A source familiar with the status of the CFTC’s much-awaited report tells Institutional Investor that there is a draft report already on the CFTC chairman’s desk, compiled by the agency’s staff, career civil servants, awaiting his approval. The CFTC and the exchanges are often among the only organizations in the world that are able to see market trades with full transparency. The CFTC draft report, according to the source, is a full analysis with recommendations and details indicating that market fundamentals were not the only cause of negative oil prices last spring, as the CFTC has claimed in the past.
Tarbert declined to be interviewed and the CFTC would not comment on the status of the report or its findings, but spokeswoman Rachel Millard emailed a statement saying, “We are currently developing our report with the input from all of the commission’s divisions and expect to publish it once the process is completed.”
Institutional Investor can also reveal that a careful study of tick-by-tick data of trading activity on April 20 shows that traders amassed and liquidated larger positions around the Nymex oil futures price as it approached and crossed the zero mark and, again, in the final minutes before it settled at minus $37.63. Nymex’s parent company, CME Group, and Intercontinental Exchange both declined to comment on whether they are conducting their own probes of oil prices that day.

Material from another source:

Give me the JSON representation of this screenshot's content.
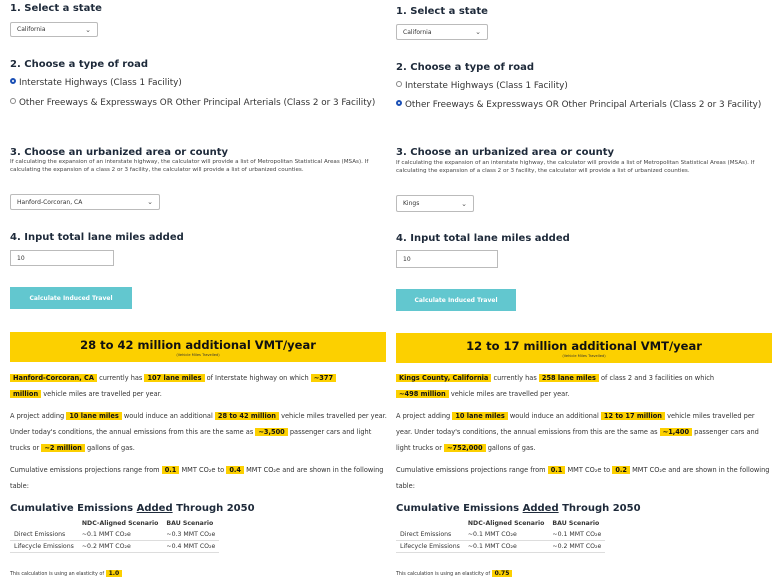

Joseph Cisewski, senior derivatives consultant and special counsel for Washington-based watchdog group Better Markets, says he questions the hold-up surrounding the CFTC report. “If the chairman received a detailed forensic study in July — which he said he did — then why are we still waiting for it in September?” he says. “It raises concerns that the report is being sanitized.”
Cisewski, who from 2010 to 2014 held senior roles at the CFTC — including co-chief operating officer and co-chief of staff for then-acting chairman Mark Wetjen, as well as counsel in the CFTC’s division of market oversight — says that in his experience, it’s unusual to have a report of such high importance waiting months to be rubber-stamped. At the same time, the CFTC, which oversees global markets amounting to more than $600 trillion annually, had a budget this year of $284 million — just over half the size of Vega’s reported payday on April 20. Notably, the CFTC faces the likelihood of even less funding in 2021.
“Are we capable of regulating these markets?” Cisewski says. “We could, if we had the political will to do it. But if you look at the scope of what the CFTC is supposed to police and then the funding it gets to do it, you can see the issue. The chronic underfunding is deliberate. And if you are someone who tends to poke industry interests in the eye, then you’re going to face strong headwinds getting appointed to leadership roles at the CFTC.”
Yet, to answer Interactive Brokers’ Peterffy’s question of who, in the end, is responsible for U.S. commodities markets, it is of course the CFTC. If more than 40 years ago the agency had the power to forever ban Nymex from potato trading and to threaten to shut the exchange down, it certainly has the power to rein in global oil markets today. “It only takes the stroke of a pen to enact reasonable policy and enforce the law,” Cisewski says.
Shah, the trader from Canada, says he’s not expecting much. “Are we capable of reining in the market?” he asks. “I don’t think so. Not yet. I personally don’t think anything is going to change anytime soon, if at all. None of this is normal.”
In the meantime, Shah says, he’s thinking about joining the Mish class-action lawsuit. And he’s already formulated a plan for the next market kerfuffle. “Next time I see negative prices, I am going to open two accounts — and long one and short the other.”